Data listing →

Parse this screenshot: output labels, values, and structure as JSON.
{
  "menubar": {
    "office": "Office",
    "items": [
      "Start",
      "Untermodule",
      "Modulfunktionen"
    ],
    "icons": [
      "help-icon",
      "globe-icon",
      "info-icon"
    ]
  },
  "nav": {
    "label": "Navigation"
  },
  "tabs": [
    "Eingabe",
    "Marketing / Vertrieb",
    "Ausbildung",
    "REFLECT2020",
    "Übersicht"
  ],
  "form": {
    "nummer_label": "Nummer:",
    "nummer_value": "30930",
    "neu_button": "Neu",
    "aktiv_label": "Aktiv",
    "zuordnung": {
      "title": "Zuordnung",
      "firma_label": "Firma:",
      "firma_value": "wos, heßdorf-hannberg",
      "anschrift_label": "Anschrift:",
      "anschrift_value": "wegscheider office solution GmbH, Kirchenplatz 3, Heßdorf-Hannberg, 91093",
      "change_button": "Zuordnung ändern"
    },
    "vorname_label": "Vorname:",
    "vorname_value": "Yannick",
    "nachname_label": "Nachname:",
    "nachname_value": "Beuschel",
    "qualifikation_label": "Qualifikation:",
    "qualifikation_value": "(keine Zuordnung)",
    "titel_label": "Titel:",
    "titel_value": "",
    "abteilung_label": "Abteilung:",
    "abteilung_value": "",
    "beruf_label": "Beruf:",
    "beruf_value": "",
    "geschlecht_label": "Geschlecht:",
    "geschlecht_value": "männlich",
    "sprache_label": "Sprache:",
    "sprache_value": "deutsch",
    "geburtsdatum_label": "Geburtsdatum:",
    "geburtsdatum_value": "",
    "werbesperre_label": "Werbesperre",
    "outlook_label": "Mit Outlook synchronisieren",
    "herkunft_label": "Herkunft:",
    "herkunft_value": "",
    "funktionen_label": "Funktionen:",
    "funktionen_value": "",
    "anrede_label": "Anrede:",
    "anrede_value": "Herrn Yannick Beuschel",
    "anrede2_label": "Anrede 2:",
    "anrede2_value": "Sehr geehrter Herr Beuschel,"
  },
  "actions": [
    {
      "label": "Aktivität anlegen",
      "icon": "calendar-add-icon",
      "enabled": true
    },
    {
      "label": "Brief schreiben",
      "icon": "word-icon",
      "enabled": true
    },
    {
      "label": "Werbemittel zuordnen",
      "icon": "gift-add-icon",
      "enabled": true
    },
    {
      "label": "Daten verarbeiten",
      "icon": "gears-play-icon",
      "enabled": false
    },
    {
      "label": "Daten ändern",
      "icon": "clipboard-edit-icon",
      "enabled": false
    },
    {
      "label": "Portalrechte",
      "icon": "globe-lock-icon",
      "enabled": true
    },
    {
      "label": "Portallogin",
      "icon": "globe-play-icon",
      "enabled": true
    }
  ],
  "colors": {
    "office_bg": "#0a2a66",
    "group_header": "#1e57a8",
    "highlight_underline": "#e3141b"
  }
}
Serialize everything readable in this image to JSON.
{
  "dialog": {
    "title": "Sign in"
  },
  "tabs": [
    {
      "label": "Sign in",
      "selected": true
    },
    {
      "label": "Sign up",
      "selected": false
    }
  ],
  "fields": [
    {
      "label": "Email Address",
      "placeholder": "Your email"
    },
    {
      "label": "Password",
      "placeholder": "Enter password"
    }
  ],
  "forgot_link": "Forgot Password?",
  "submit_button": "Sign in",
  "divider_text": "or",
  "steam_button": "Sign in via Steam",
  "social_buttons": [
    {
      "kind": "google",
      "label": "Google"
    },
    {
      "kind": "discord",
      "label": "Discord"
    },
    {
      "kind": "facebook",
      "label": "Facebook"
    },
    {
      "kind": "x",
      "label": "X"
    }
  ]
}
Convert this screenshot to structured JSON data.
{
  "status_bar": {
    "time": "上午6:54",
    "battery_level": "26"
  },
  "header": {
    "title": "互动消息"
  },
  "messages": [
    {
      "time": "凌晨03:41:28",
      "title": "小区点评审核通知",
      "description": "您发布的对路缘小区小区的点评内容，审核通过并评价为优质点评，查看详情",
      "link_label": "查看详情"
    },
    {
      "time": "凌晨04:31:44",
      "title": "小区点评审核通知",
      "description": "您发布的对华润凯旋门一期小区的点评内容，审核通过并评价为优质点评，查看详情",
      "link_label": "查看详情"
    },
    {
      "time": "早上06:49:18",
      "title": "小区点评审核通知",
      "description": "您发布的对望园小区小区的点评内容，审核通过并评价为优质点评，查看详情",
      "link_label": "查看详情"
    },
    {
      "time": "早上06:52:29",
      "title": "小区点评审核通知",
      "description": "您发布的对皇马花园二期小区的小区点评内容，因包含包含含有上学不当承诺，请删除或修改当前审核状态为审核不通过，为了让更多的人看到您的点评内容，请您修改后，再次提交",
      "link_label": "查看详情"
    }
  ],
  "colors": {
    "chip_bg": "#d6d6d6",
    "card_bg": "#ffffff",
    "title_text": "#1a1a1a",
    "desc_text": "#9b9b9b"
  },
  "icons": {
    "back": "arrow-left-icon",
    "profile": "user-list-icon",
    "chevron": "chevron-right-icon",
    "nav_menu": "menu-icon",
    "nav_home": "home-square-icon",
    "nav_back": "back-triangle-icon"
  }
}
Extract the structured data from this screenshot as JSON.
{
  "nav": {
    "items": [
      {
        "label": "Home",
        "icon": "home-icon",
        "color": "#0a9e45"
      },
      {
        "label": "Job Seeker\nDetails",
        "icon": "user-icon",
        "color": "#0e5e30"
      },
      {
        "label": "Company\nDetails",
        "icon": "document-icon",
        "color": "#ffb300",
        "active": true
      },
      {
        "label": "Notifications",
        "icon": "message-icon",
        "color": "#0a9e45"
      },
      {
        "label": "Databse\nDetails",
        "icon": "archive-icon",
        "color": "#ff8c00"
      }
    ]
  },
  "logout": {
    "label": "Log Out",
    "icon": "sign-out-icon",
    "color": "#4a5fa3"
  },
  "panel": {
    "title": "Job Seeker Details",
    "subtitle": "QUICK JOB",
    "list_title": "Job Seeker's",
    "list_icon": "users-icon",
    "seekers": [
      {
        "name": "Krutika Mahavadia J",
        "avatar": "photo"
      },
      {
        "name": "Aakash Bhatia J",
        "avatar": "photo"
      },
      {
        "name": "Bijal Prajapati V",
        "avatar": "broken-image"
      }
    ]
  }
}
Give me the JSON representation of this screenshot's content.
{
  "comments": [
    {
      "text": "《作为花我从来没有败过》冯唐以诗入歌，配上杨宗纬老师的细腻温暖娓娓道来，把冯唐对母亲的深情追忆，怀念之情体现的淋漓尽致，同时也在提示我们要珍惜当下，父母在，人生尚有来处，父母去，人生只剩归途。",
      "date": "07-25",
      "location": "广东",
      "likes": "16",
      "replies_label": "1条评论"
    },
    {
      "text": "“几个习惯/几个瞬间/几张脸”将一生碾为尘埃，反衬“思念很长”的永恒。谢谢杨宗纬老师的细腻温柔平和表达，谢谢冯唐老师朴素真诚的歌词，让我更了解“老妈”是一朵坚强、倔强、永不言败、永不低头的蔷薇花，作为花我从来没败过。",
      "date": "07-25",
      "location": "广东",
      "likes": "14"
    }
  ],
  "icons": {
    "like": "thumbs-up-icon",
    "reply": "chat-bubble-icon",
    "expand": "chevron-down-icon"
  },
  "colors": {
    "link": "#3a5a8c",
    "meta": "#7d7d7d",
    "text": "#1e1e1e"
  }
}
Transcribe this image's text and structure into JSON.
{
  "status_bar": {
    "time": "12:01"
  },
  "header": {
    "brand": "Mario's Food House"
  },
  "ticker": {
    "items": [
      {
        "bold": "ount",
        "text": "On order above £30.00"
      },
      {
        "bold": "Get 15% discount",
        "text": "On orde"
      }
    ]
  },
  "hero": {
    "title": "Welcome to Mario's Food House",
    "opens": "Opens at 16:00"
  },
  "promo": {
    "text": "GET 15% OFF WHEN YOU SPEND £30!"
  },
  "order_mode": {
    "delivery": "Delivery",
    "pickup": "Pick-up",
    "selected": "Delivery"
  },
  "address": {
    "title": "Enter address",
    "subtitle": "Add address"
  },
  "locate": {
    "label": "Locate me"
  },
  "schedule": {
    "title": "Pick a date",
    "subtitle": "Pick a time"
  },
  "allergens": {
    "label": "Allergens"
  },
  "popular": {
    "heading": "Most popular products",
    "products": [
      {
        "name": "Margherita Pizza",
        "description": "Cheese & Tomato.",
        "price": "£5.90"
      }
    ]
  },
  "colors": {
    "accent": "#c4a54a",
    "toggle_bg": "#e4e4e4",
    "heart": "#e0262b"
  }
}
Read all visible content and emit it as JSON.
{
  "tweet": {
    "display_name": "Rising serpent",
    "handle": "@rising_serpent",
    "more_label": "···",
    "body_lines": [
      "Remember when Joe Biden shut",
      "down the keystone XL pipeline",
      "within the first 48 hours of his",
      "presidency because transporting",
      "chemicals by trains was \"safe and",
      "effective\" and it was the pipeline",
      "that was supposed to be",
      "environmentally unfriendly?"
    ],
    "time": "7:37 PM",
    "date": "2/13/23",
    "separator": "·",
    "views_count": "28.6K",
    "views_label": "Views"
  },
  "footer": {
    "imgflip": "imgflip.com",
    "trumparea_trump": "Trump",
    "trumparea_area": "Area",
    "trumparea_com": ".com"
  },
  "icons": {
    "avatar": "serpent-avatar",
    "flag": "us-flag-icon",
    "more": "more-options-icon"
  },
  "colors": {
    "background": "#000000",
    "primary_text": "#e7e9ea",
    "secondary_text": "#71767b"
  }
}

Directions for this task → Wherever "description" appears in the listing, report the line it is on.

Solution for this task →
      "description": "您发布的对路缘小区小区的点评内容，审核通过并评价为优质点评，查看详情",
      "description": "您发布的对华润凯旋门一期小区的点评内容，审核通过并评价为优质点评，查看详情",
      "description": "您发布的对望园小区小区的点评内容，审核通过并评价为优质点评，查看详情",
      "description": "您发布的对皇马花园二期小区的小区点评内容，因包含包含含有上学不当承诺，请删除或修改当前审核状态为审核不通过，为了让更多的人看到您的点评内容，请您修改后，再次提交",
        "description": "Cheese & Tomato.",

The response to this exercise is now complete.